- Source System Field Name
- Common Model Field Name
- Destination System Field Name
We then fast-forward a couple of months, by which time the integrators and the systems teams hate each other, and we’re running into the max-row limit in Microsoft Excel – but worry not, we managed to get all the mappings sorted….or did we? We may have filled out the syntactical relationships between the elements (if we’re very luck) but we generally fail miserably to capture and manage the meta-data which will enable cleaner integration over subsequent iterations.
It is usually the free-form column that contains the really high-value meta-data, generally in free-form, but a rich vein of valuable constraints and business-rules which rarely manifest higher up the modelling and design food-chain for a number of reasons. It is this meta-data, captured as a by-product of the mapping activity, which we must capture, formalise, version control and publish for subsequent users/developers of the particular interface we’re constructing. We have UML models and GUI mappers for the easy stuff….but at the business-end there are very few semantic integration frameworks – well only one that I’m aware of (Progress DXSI) as a maturing capability offering a lifecycle process as an alternative the spreasheet…..and it enables us to extend our design governance process beyond the creation of static artefacts commonly associated with integration designs. I once referred to this as ‘the year 2 problem’ in a SOA transformation – only really coming to the fore when we begin to work on v1.x interations of our baseline services, but only IF we care about resue and cost-reduction in the design process.

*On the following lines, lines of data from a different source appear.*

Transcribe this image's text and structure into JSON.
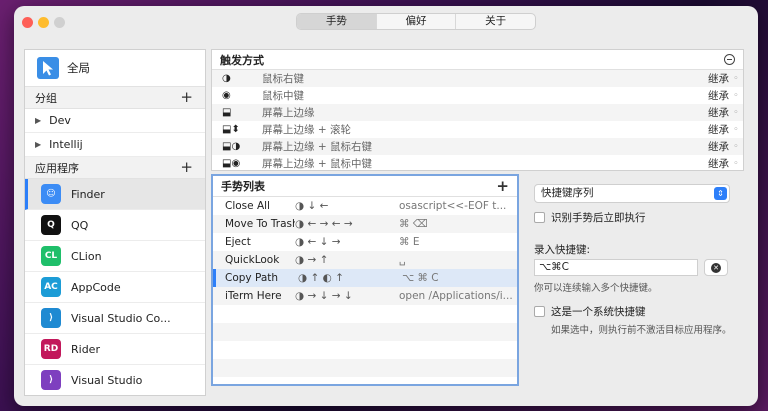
{
  "tabs": [
    {
      "label": "手势",
      "active": true
    },
    {
      "label": "偏好",
      "active": false
    },
    {
      "label": "关于",
      "active": false
    }
  ],
  "sidebar": {
    "global_label": "全局",
    "groups_header": "分组",
    "groups": [
      "Dev",
      "Intellij"
    ],
    "apps_header": "应用程序",
    "apps": [
      {
        "name": "Finder",
        "icon": "finder-icon",
        "color": "#3c8cf5",
        "glyph": "☺",
        "selected": true
      },
      {
        "name": "QQ",
        "icon": "qq-icon",
        "color": "#111111",
        "glyph": "Q",
        "selected": false
      },
      {
        "name": "CLion",
        "icon": "clion-icon",
        "color": "#1fbf6a",
        "glyph": "CL",
        "selected": false
      },
      {
        "name": "AppCode",
        "icon": "appcode-icon",
        "color": "#1c9cd6",
        "glyph": "AC",
        "selected": false
      },
      {
        "name": "Visual Studio Co...",
        "icon": "vscode-icon",
        "color": "#1f8ad2",
        "glyph": "⟩",
        "selected": false
      },
      {
        "name": "Rider",
        "icon": "rider-icon",
        "color": "#c2185b",
        "glyph": "RD",
        "selected": false
      },
      {
        "name": "Visual Studio",
        "icon": "visual-studio-icon",
        "color": "#7e3fbf",
        "glyph": "⟩",
        "selected": false
      }
    ]
  },
  "trigger": {
    "title": "触发方式",
    "rows": [
      {
        "icon": "◑",
        "name": "鼠标右键",
        "action": "继承"
      },
      {
        "icon": "◉",
        "name": "鼠标中键",
        "action": "继承"
      },
      {
        "icon": "⬓",
        "name": "屏幕上边缘",
        "action": "继承"
      },
      {
        "icon": "⬓⬍",
        "name": "屏幕上边缘 + 滚轮",
        "action": "继承"
      },
      {
        "icon": "⬓◑",
        "name": "屏幕上边缘 + 鼠标右键",
        "action": "继承"
      },
      {
        "icon": "⬓◉",
        "name": "屏幕上边缘 + 鼠标中键",
        "action": "继承"
      }
    ]
  },
  "gestures": {
    "title": "手势列表",
    "rows": [
      {
        "name": "Close All",
        "gesture": "◑ ↓ ←",
        "command": "osascript<<-EOF  t...",
        "selected": false
      },
      {
        "name": "Move To Trash",
        "gesture": "◑ ← → ← →",
        "command": "⌘ ⌫",
        "selected": false
      },
      {
        "name": "Eject",
        "gesture": "◑ ← ↓ →",
        "command": "⌘ E",
        "selected": false
      },
      {
        "name": "QuickLook",
        "gesture": "◑ → ↑",
        "command": "␣",
        "selected": false
      },
      {
        "name": "Copy Path",
        "gesture": "◑ ↑ ◐ ↑",
        "command": "⌥ ⌘ C",
        "selected": true
      },
      {
        "name": "iTerm Here",
        "gesture": "◑ → ↓ → ↓",
        "command": "open /Applications/i...",
        "selected": false
      }
    ]
  },
  "settings": {
    "action_type": "快捷键序列",
    "execute_immediately": "识别手势后立即执行",
    "record_label": "录入快捷键:",
    "shortcut_value": "⌥⌘C",
    "multi_hint": "你可以连续输入多个快捷键。",
    "system_shortcut": "这是一个系统快捷键",
    "system_hint": "如果选中，则执行前不激活目标应用程序。"
  }
}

Based on the lack of attention in this area I think that assertion may prove a little optimistic…